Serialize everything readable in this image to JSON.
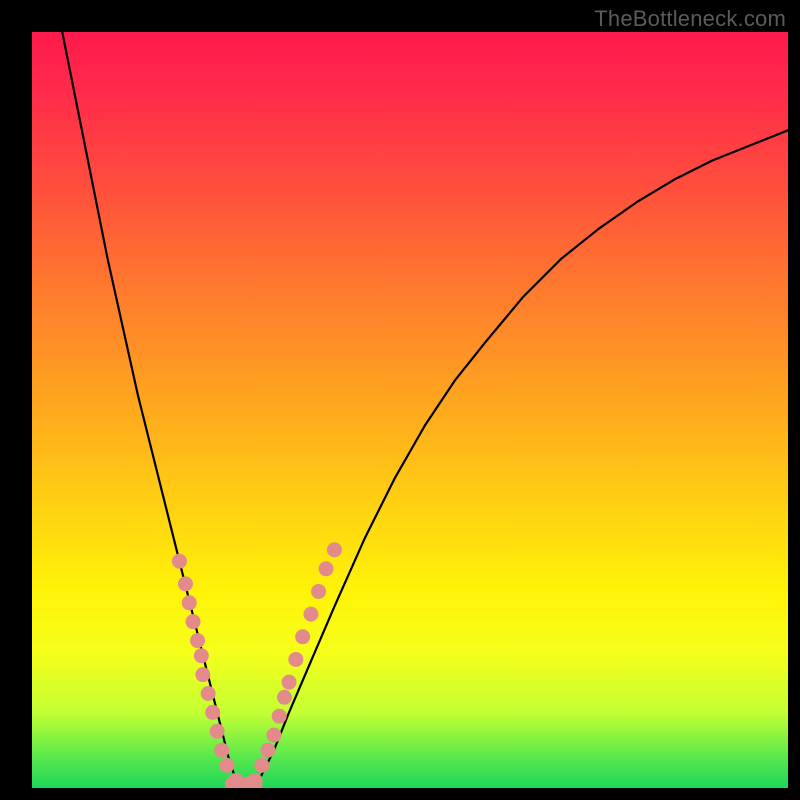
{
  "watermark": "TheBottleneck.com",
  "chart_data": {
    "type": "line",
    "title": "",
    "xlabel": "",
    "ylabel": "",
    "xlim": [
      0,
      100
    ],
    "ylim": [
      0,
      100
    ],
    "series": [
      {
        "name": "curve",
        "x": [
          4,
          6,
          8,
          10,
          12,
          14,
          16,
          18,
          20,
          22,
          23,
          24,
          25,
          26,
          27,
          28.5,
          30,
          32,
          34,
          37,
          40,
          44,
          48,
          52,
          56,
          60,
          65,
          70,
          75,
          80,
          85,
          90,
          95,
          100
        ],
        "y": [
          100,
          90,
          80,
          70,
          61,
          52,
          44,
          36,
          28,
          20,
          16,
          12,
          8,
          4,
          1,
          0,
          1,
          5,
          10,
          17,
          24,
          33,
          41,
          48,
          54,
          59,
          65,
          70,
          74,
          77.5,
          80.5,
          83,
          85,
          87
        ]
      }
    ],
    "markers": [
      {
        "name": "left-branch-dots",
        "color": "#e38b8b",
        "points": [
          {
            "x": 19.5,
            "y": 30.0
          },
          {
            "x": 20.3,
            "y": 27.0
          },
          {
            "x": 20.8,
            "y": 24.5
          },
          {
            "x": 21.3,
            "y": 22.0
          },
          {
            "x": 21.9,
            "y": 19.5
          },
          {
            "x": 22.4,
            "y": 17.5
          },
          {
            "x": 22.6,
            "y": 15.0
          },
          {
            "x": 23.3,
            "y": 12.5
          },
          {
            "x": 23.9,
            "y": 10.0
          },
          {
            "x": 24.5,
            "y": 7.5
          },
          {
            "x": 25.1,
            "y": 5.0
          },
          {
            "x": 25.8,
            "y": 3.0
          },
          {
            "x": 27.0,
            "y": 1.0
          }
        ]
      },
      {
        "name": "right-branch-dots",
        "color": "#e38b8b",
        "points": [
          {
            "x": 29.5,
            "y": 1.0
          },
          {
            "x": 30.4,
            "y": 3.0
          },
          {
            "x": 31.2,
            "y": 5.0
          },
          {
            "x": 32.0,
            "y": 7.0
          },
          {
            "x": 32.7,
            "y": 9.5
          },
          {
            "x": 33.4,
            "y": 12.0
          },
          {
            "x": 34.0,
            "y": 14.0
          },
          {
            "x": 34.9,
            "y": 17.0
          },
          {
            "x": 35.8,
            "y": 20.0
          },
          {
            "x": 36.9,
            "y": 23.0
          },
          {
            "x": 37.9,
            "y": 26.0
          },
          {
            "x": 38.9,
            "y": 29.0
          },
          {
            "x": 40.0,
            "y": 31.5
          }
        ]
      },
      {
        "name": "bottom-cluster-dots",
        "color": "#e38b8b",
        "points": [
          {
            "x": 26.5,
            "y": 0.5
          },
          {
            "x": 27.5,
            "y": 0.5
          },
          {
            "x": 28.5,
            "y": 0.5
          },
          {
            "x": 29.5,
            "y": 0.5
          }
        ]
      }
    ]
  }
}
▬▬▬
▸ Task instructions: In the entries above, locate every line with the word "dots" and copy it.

▸ Finished exercise:
        "name": "left-branch-dots",
        "name": "right-branch-dots",
        "name": "bottom-cluster-dots",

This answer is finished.